• _Exercise requirements_
Below this task are records; return each one exactly and omit its images.

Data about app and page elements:
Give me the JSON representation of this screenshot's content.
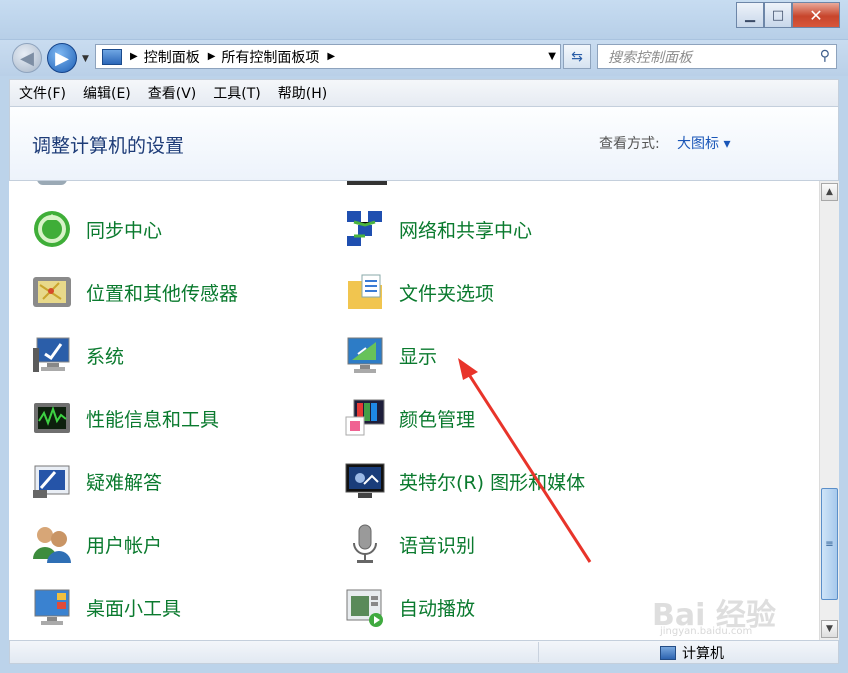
{
  "window": {
    "minimize": "▁",
    "maximize": "□",
    "close": "✕"
  },
  "address": {
    "segments": [
      "控制面板",
      "所有控制面板项"
    ],
    "separator": "▶"
  },
  "search": {
    "placeholder": "搜索控制面板"
  },
  "menu": [
    "文件(F)",
    "编辑(E)",
    "查看(V)",
    "工具(T)",
    "帮助(H)"
  ],
  "header": {
    "title": "调整计算机的设置",
    "view_label": "查看方式:",
    "view_value": "大图标 ▾"
  },
  "items": [
    {
      "label": "同步中心",
      "icon": "sync-center-icon"
    },
    {
      "label": "网络和共享中心",
      "icon": "network-icon"
    },
    {
      "label": "位置和其他传感器",
      "icon": "location-sensor-icon"
    },
    {
      "label": "文件夹选项",
      "icon": "folder-options-icon"
    },
    {
      "label": "系统",
      "icon": "system-icon"
    },
    {
      "label": "显示",
      "icon": "display-icon"
    },
    {
      "label": "性能信息和工具",
      "icon": "performance-icon"
    },
    {
      "label": "颜色管理",
      "icon": "color-management-icon"
    },
    {
      "label": "疑难解答",
      "icon": "troubleshooting-icon"
    },
    {
      "label": "英特尔(R) 图形和媒体",
      "icon": "intel-graphics-icon"
    },
    {
      "label": "用户帐户",
      "icon": "user-accounts-icon"
    },
    {
      "label": "语音识别",
      "icon": "speech-recognition-icon"
    },
    {
      "label": "桌面小工具",
      "icon": "desktop-gadgets-icon"
    },
    {
      "label": "自动播放",
      "icon": "autoplay-icon"
    }
  ],
  "status": {
    "location": "计算机"
  },
  "watermark": {
    "text": "Bai 经验",
    "url": "jingyan.baidu.com"
  },
  "colors": {
    "link_green": "#0a7a2e",
    "title_blue": "#1e3c78",
    "annotation_red": "#e8342a"
  }
}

• _Answer below_
Give me the JSON representation of this screenshot's content.
{
  "window": {
    "minimize": "▁",
    "maximize": "□",
    "close": "✕"
  },
  "address": {
    "segments": [
      "控制面板",
      "所有控制面板项"
    ],
    "separator": "▶"
  },
  "search": {
    "placeholder": "搜索控制面板"
  },
  "menu": [
    "文件(F)",
    "编辑(E)",
    "查看(V)",
    "工具(T)",
    "帮助(H)"
  ],
  "header": {
    "title": "调整计算机的设置",
    "view_label": "查看方式:",
    "view_value": "大图标 ▾"
  },
  "items": [
    {
      "label": "同步中心",
      "icon": "sync-center-icon"
    },
    {
      "label": "网络和共享中心",
      "icon": "network-icon"
    },
    {
      "label": "位置和其他传感器",
      "icon": "location-sensor-icon"
    },
    {
      "label": "文件夹选项",
      "icon": "folder-options-icon"
    },
    {
      "label": "系统",
      "icon": "system-icon"
    },
    {
      "label": "显示",
      "icon": "display-icon"
    },
    {
      "label": "性能信息和工具",
      "icon": "performance-icon"
    },
    {
      "label": "颜色管理",
      "icon": "color-management-icon"
    },
    {
      "label": "疑难解答",
      "icon": "troubleshooting-icon"
    },
    {
      "label": "英特尔(R) 图形和媒体",
      "icon": "intel-graphics-icon"
    },
    {
      "label": "用户帐户",
      "icon": "user-accounts-icon"
    },
    {
      "label": "语音识别",
      "icon": "speech-recognition-icon"
    },
    {
      "label": "桌面小工具",
      "icon": "desktop-gadgets-icon"
    },
    {
      "label": "自动播放",
      "icon": "autoplay-icon"
    }
  ],
  "status": {
    "location": "计算机"
  },
  "watermark": {
    "text": "Bai 经验",
    "url": "jingyan.baidu.com"
  },
  "colors": {
    "link_green": "#0a7a2e",
    "title_blue": "#1e3c78",
    "annotation_red": "#e8342a"
  }
}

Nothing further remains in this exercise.